Sectarian Violence in Myanmar

Sectarian Violence in Myanmar

Increased sectarian violence between Buddhists and Muslim Rohingyas in Myanmar's Rakhine state

 

Ongoing violence between Myanmar’s Buddhist and Muslim communities continues to worsen in the Rakhine State. Over the past two years, more than one hundred thousand Muslims have been made homeless and hundreds have been killed. Two waves of attacks in June and October of 2012 intensified the century-old conflict in the predominantly Buddhist country.

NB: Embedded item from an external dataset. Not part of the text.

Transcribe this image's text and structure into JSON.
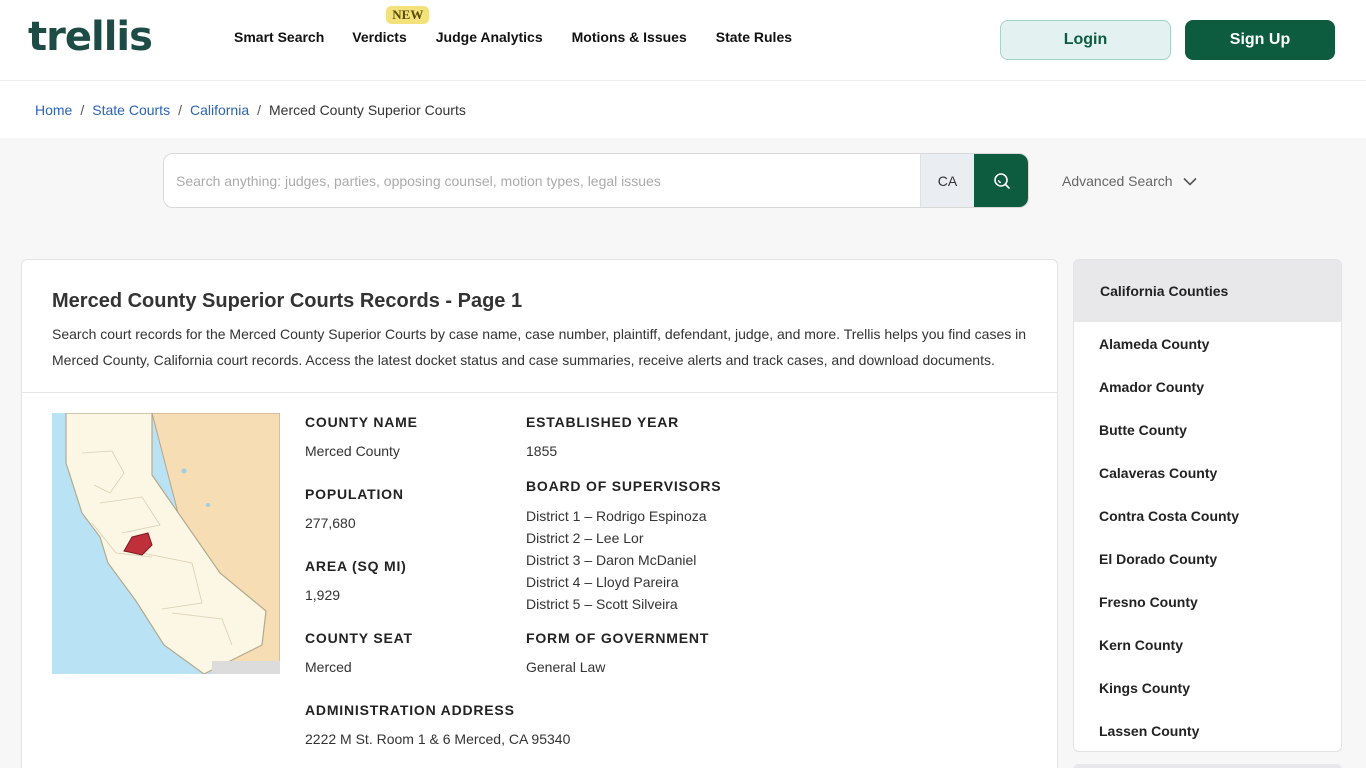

Buddhist mobs target the Rohingya—an ethnic, Muslim group numbering around one million in Myanmar—who are not considered citizens by the Burmese government. Buddhist nationalist groups, including the 969 Movement—an anti-Muslim campaign led by Buddhist extremists—call for boycotts on Muslim shops and encourage attacks on Muslim communities, as well as the expulsion of Muslims from Myanmar.

The displacement of the Rohingya has significantly increased tension between Myanmar and its neighbors. Bangladesh sealed off its border with Myanmar to prevent an influx of refugees, contributing to the increase of refugees fleeing by boat or clustering in refugee camps, particularly on the border with Thailand.

Myanmar’s stability is increasingly important to U.S. interests, given Myanmar’s geostrategic importance in Southeast Asia and vast natural resources. Despite the United States’ attempt to reform its relationship with the pro-democratic Burmese government, the human rights issue will continue to remain a wedge between the two countries.

 

Background Information
Breaking News on Sectarian Violence in Myanmar’s Rakhine State
    Primary Sources
    Latest CFR Analysis
    Related CFR Experts